**What you will do**
Go through the records below and copy out every line holding "Pysty".
*** Opening Source material ***
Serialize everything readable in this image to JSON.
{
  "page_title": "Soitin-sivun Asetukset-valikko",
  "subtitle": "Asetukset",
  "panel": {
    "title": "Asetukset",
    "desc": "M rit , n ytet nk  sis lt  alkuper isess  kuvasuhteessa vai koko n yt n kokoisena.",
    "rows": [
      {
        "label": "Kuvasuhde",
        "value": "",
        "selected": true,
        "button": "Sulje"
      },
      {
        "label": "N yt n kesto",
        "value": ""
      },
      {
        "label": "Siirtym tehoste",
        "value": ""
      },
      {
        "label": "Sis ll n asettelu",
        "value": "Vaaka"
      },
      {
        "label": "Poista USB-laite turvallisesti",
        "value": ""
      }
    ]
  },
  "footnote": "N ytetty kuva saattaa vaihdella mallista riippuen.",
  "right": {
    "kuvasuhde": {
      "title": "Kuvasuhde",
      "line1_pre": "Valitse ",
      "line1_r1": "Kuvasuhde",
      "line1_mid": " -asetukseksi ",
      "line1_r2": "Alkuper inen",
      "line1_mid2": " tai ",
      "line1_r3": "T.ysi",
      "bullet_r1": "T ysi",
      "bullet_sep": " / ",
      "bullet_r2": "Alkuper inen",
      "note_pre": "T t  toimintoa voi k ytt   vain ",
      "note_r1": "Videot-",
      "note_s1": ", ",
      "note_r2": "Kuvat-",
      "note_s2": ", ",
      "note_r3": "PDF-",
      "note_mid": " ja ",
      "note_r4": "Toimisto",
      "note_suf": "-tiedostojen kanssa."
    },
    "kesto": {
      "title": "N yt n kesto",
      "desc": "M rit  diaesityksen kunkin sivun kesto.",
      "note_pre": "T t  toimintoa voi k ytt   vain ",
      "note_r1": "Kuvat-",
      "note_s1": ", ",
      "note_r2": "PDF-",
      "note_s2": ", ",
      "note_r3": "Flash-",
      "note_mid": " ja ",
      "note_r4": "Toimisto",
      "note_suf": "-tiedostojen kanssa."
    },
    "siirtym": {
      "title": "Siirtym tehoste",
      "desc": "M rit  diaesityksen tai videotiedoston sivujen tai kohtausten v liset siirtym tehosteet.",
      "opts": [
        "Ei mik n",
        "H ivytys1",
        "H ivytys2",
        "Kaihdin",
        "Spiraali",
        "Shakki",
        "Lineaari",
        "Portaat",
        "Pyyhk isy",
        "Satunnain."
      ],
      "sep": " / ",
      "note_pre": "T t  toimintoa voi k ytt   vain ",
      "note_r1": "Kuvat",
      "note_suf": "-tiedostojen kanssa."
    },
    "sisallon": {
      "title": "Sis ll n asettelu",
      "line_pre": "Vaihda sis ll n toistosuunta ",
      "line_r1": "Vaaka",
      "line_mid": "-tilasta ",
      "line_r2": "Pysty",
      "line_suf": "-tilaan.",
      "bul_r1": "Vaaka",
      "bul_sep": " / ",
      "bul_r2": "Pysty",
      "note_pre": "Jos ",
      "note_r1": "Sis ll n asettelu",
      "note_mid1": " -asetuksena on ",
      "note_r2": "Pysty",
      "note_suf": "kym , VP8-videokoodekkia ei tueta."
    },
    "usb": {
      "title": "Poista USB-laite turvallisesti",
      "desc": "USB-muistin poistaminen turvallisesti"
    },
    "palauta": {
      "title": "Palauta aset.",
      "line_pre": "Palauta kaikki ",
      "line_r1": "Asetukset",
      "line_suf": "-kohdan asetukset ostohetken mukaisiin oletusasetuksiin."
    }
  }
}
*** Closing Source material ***
**Answer area**
      "line_r2": "Pysty",
      "bul_r2": "Pysty",
      "note_r2": "Pysty",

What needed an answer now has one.